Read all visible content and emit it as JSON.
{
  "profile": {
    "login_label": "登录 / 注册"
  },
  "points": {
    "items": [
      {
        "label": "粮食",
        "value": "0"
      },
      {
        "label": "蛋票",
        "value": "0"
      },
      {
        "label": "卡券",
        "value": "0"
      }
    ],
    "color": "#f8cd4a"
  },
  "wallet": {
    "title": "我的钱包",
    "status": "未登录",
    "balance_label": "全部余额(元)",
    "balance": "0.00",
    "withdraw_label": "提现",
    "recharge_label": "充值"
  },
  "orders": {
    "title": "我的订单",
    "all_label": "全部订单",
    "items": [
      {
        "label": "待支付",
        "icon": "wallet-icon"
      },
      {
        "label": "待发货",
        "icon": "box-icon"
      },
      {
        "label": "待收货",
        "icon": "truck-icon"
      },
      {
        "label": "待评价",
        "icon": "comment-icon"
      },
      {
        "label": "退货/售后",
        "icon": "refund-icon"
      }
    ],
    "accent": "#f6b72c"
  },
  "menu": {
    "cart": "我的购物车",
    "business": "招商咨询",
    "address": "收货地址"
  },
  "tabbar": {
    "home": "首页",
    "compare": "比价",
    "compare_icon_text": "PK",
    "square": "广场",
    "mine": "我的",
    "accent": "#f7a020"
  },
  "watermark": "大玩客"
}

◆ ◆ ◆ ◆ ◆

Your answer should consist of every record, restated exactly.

• _Result of this task_:
Read all visible content and emit it as JSON.
{
  "profile": {
    "login_label": "登录 / 注册"
  },
  "points": {
    "items": [
      {
        "label": "粮食",
        "value": "0"
      },
      {
        "label": "蛋票",
        "value": "0"
      },
      {
        "label": "卡券",
        "value": "0"
      }
    ],
    "color": "#f8cd4a"
  },
  "wallet": {
    "title": "我的钱包",
    "status": "未登录",
    "balance_label": "全部余额(元)",
    "balance": "0.00",
    "withdraw_label": "提现",
    "recharge_label": "充值"
  },
  "orders": {
    "title": "我的订单",
    "all_label": "全部订单",
    "items": [
      {
        "label": "待支付",
        "icon": "wallet-icon"
      },
      {
        "label": "待发货",
        "icon": "box-icon"
      },
      {
        "label": "待收货",
        "icon": "truck-icon"
      },
      {
        "label": "待评价",
        "icon": "comment-icon"
      },
      {
        "label": "退货/售后",
        "icon": "refund-icon"
      }
    ],
    "accent": "#f6b72c"
  },
  "menu": {
    "cart": "我的购物车",
    "business": "招商咨询",
    "address": "收货地址"
  },
  "tabbar": {
    "home": "首页",
    "compare": "比价",
    "compare_icon_text": "PK",
    "square": "广场",
    "mine": "我的",
    "accent": "#f7a020"
  },
  "watermark": "大玩客"
}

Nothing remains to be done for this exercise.